2017 Volume 57 Issue 5 Pages 795-804
In sintering of iron ore, small particles act as a binder that joins larger particles through diffusion and melting. In order to understand the effect of gangue and structure of coarse ore on sinter properties, melt formation in three coarse-grain, low-grade iron ores was investigated. The melt fractions at the sintering temperature were estimated using the phase diagrams and melt fluidity was quantified by testing ore compacts in an infrared furnace. The result indicates that SiO2 can significantly increase the quantity and fluidity of melt during sintering, whereas the effects of Al2O3 and MgO are small. Excessive quantity and fluidity of liquid phase result in merging of micro pores, leaving large pores behind. The impact of blending three ores with a base ore on sinter structure were tested in a mini-sinter pot. The result shows that bonding and pore structure of sinter are dominantly affected by the melt behavior and pore structure of the coarse ore.
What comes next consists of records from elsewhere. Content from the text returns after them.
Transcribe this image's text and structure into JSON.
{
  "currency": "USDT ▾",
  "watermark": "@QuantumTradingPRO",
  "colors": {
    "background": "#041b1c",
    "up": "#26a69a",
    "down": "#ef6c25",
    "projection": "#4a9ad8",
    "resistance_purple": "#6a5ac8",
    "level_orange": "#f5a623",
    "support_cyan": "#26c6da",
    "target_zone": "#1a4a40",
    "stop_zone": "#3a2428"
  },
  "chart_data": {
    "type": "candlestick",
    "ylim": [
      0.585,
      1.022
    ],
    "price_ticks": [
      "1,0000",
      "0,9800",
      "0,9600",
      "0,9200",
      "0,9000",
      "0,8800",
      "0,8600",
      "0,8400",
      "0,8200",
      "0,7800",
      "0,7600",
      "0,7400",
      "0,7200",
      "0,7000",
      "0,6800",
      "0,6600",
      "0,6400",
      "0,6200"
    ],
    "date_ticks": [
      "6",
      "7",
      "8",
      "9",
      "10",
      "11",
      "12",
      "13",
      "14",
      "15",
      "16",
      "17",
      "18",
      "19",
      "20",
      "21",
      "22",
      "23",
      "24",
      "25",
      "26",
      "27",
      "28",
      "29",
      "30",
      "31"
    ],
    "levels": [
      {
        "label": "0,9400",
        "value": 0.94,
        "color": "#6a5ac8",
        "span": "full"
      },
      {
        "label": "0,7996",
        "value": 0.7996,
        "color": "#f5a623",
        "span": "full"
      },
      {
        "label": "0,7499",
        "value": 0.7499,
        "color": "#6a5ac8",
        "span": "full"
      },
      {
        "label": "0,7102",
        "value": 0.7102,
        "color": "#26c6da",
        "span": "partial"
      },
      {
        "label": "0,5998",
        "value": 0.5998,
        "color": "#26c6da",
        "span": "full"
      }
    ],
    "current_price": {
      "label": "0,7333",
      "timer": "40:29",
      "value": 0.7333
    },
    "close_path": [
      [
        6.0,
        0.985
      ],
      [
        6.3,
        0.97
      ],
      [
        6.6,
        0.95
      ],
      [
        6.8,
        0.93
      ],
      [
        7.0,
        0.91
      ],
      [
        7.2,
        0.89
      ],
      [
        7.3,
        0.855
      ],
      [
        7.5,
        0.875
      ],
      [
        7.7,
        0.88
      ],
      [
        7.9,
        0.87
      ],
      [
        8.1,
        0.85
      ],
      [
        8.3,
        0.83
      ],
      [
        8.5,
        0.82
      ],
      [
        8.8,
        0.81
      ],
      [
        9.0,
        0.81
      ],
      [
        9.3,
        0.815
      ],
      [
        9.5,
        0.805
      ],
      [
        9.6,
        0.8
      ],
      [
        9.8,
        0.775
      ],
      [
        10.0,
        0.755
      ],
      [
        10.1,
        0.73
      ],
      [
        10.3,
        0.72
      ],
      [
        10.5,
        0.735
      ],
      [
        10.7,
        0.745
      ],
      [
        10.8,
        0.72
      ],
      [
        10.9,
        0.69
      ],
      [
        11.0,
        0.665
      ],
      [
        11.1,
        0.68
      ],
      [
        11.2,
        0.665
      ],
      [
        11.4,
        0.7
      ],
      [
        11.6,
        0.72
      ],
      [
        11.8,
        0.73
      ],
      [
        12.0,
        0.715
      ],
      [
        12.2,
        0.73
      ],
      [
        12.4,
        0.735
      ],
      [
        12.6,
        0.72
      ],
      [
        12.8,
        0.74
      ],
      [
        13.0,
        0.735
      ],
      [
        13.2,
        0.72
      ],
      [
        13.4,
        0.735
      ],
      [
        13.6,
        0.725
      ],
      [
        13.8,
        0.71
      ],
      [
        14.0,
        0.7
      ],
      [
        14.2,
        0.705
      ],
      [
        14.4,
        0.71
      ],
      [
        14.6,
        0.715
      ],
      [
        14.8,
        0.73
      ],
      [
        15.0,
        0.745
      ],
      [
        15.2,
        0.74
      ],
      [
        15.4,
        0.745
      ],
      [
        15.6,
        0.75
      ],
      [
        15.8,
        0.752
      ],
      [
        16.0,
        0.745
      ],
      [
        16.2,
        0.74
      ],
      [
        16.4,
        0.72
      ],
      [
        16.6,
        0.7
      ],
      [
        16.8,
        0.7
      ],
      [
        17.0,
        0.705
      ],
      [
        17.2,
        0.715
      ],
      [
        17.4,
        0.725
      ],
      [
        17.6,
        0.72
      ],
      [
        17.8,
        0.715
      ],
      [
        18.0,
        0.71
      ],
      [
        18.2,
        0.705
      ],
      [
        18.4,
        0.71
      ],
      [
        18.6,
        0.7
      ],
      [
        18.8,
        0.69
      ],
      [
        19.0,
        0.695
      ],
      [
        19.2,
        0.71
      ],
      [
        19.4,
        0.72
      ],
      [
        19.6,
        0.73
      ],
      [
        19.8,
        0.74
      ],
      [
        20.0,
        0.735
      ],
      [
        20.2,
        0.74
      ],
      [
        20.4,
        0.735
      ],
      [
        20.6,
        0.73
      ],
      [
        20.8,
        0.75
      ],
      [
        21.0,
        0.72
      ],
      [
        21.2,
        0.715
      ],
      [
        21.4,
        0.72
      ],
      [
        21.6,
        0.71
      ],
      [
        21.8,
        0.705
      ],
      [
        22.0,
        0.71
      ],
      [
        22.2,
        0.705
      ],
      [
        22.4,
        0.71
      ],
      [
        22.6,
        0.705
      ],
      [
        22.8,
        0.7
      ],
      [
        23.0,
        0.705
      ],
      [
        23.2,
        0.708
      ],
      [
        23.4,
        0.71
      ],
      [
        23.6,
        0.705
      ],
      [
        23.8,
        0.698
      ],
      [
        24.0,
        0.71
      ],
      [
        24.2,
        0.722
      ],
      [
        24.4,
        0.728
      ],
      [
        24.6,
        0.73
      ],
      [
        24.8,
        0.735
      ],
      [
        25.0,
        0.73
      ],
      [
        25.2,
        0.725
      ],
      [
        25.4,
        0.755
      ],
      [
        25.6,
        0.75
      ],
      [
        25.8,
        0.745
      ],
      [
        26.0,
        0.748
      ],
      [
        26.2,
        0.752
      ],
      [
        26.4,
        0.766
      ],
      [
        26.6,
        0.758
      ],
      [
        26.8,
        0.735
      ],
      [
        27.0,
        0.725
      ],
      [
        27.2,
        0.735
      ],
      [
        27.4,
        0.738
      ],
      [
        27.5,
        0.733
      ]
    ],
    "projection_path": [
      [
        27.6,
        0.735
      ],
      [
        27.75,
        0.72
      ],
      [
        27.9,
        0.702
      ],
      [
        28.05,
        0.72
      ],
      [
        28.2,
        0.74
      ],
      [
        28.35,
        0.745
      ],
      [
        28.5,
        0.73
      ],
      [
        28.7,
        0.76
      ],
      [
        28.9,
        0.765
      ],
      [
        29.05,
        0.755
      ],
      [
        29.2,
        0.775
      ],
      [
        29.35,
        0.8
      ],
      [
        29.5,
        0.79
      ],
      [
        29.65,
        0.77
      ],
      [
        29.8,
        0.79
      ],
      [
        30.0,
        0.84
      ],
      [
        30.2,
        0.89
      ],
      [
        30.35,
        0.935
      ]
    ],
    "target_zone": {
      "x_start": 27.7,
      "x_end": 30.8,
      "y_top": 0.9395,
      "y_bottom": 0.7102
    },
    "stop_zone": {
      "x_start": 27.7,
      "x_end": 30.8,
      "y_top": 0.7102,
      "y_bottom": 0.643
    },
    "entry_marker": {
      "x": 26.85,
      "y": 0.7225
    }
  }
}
Relationships between the fluidity index of sinter feed and product properties were explored, showing meaningful and predictable trends. It was demonstrated that fluidity index can be used as parameter to link sinter mix composition and sintering conditions to the properties of the produced sinter.